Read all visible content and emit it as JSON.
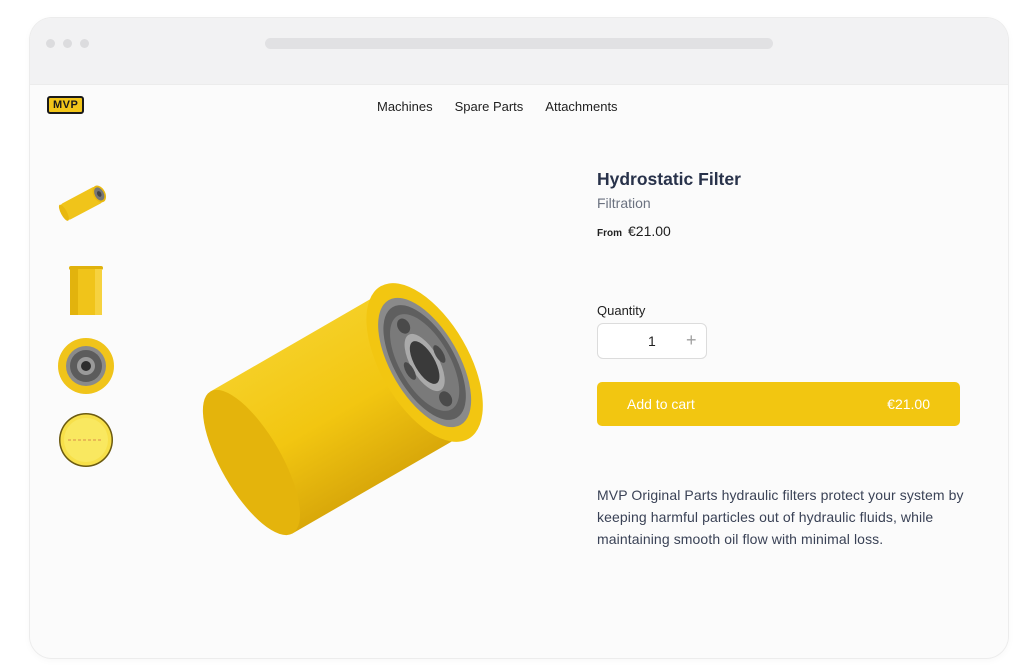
{
  "header": {
    "logo_text": "MVP",
    "nav": [
      {
        "label": "Machines"
      },
      {
        "label": "Spare Parts"
      },
      {
        "label": "Attachments"
      }
    ]
  },
  "product": {
    "title": "Hydrostatic Filter",
    "category": "Filtration",
    "price_prefix": "From",
    "price": "€21.00",
    "quantity_label": "Quantity",
    "quantity_value": "1",
    "quantity_increment_symbol": "+",
    "add_to_cart_label": "Add to cart",
    "add_to_cart_amount": "€21.00",
    "description": "MVP Original Parts hydraulic filters protect your system by keeping harmful particles out of hydraulic fluids, while maintaining smooth oil flow with minimal loss."
  },
  "colors": {
    "accent": "#f2c611",
    "title_text": "#28324a",
    "muted_text": "#6b7280"
  }
}
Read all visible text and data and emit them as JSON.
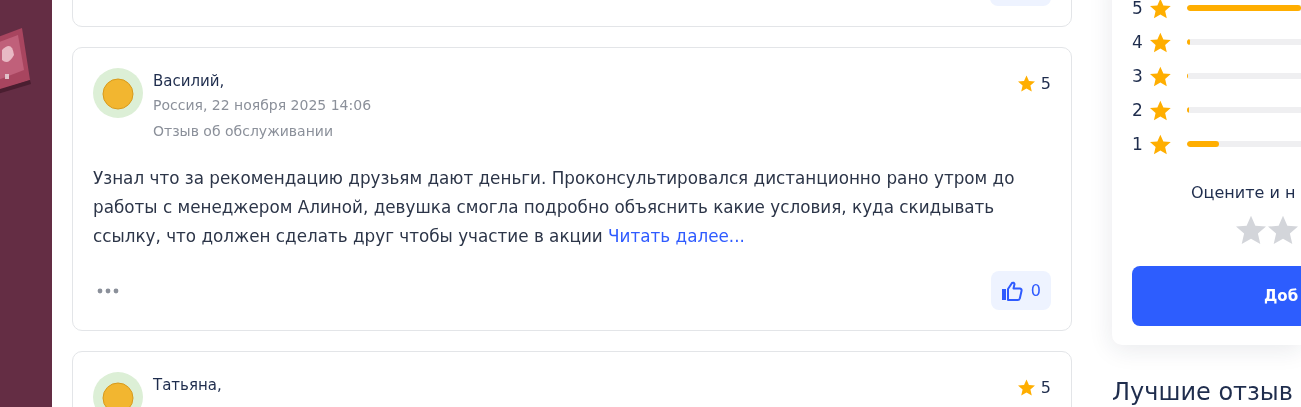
{
  "reviews": [
    {
      "kind": "partial"
    },
    {
      "kind": "full",
      "author": "Василий,",
      "meta": "Россия, 22 ноября 2025 14:06",
      "category": "Отзыв об обслуживании",
      "rating": "5",
      "text": "Узнал что за рекомендацию друзьям дают деньги. Проконсультировался дистанционно рано утром до работы с менеджером Алиной, девушка смогла подробно объяснить какие условия, куда скидывать ссылку, что должен сделать друг чтобы участие в акции",
      "read_more": "Читать далее...",
      "likes": "0"
    },
    {
      "kind": "top",
      "author": "Татьяна,",
      "rating": "5"
    }
  ],
  "rating_summary": {
    "rows": [
      {
        "label": "5",
        "level": 1
      },
      {
        "label": "4",
        "level": 0.03
      },
      {
        "label": "3",
        "level": 0.01
      },
      {
        "label": "2",
        "level": 0.02
      },
      {
        "label": "1",
        "level": 0.28
      }
    ],
    "prompt": "Оцените и н",
    "button": "Доб"
  },
  "best_heading": "Лучшие отзыв"
}
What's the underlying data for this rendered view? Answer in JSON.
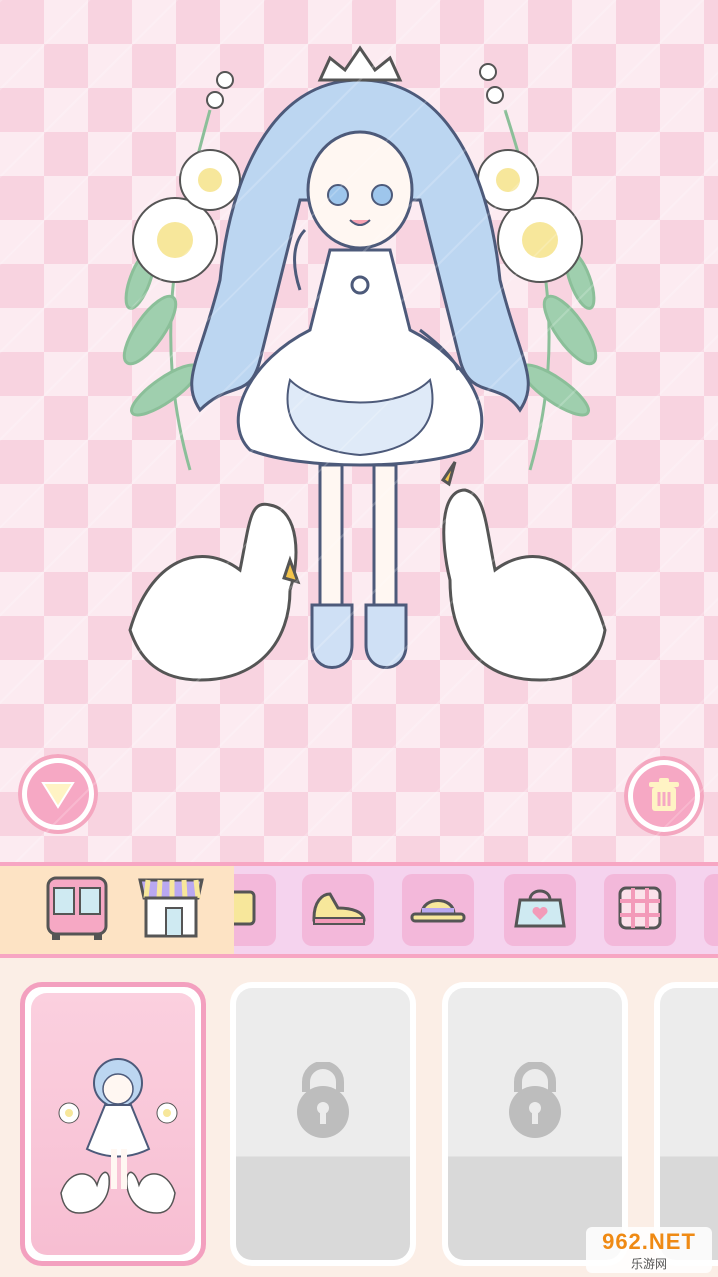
{
  "scene": {
    "background": "pink-argyle",
    "character": "swan-princess-doll",
    "colors": {
      "pink": "#f8d3e0",
      "accent": "#f6a8c4",
      "hair": "#b9d3f0",
      "dress": "#ffffff"
    }
  },
  "controls": {
    "collapse_icon": "triangle-down-icon",
    "trash_icon": "trash-icon"
  },
  "toolbar": {
    "left_icons": [
      "wardrobe-icon",
      "shop-icon"
    ],
    "categories": [
      "top-icon",
      "shoes-icon",
      "hat-icon",
      "bag-icon",
      "pattern-icon"
    ]
  },
  "slots": {
    "total_visible": 4,
    "unlocked": 1,
    "lock_icon": "padlock-icon"
  },
  "watermark": {
    "brand": "962.NET",
    "subtitle": "乐游网"
  }
}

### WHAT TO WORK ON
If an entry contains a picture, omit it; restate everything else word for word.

### YOUR RESPONSE
Read all visible content and emit it as JSON.
{
  "header": {
    "logo_text": "MVP",
    "nav": [
      {
        "label": "Machines"
      },
      {
        "label": "Spare Parts"
      },
      {
        "label": "Attachments"
      }
    ]
  },
  "product": {
    "title": "Hydrostatic Filter",
    "category": "Filtration",
    "price_prefix": "From",
    "price": "€21.00",
    "quantity_label": "Quantity",
    "quantity_value": "1",
    "quantity_increment_symbol": "+",
    "add_to_cart_label": "Add to cart",
    "add_to_cart_amount": "€21.00",
    "description": "MVP Original Parts hydraulic filters protect your system by keeping harmful particles out of hydraulic fluids, while maintaining smooth oil flow with minimal loss."
  },
  "colors": {
    "accent": "#f2c611",
    "title_text": "#28324a",
    "muted_text": "#6b7280"
  }
}
Read all visible text and data and emit them as JSON.
{
  "reviews": [
    {
      "kind": "partial"
    },
    {
      "kind": "full",
      "author": "Василий,",
      "meta": "Россия, 22 ноября 2025 14:06",
      "category": "Отзыв об обслуживании",
      "rating": "5",
      "text": "Узнал что за рекомендацию друзьям дают деньги. Проконсультировался дистанционно рано утром до работы с менеджером Алиной, девушка смогла подробно объяснить какие условия, куда скидывать ссылку, что должен сделать друг чтобы участие в акции",
      "read_more": "Читать далее...",
      "likes": "0"
    },
    {
      "kind": "top",
      "author": "Татьяна,",
      "rating": "5"
    }
  ],
  "rating_summary": {
    "rows": [
      {
        "label": "5",
        "level": 1
      },
      {
        "label": "4",
        "level": 0.03
      },
      {
        "label": "3",
        "level": 0.01
      },
      {
        "label": "2",
        "level": 0.02
      },
      {
        "label": "1",
        "level": 0.28
      }
    ],
    "prompt": "Оцените и н",
    "button": "Доб"
  },
  "best_heading": "Лучшие отзыв"
}
What's the underlying data for this rendered view? Answer in JSON.
{
  "scene": {
    "background": "pink-argyle",
    "character": "swan-princess-doll",
    "colors": {
      "pink": "#f8d3e0",
      "accent": "#f6a8c4",
      "hair": "#b9d3f0",
      "dress": "#ffffff"
    }
  },
  "controls": {
    "collapse_icon": "triangle-down-icon",
    "trash_icon": "trash-icon"
  },
  "toolbar": {
    "left_icons": [
      "wardrobe-icon",
      "shop-icon"
    ],
    "categories": [
      "top-icon",
      "shoes-icon",
      "hat-icon",
      "bag-icon",
      "pattern-icon"
    ]
  },
  "slots": {
    "total_visible": 4,
    "unlocked": 1,
    "lock_icon": "padlock-icon"
  },
  "watermark": {
    "brand": "962.NET",
    "subtitle": "乐游网"
  }
}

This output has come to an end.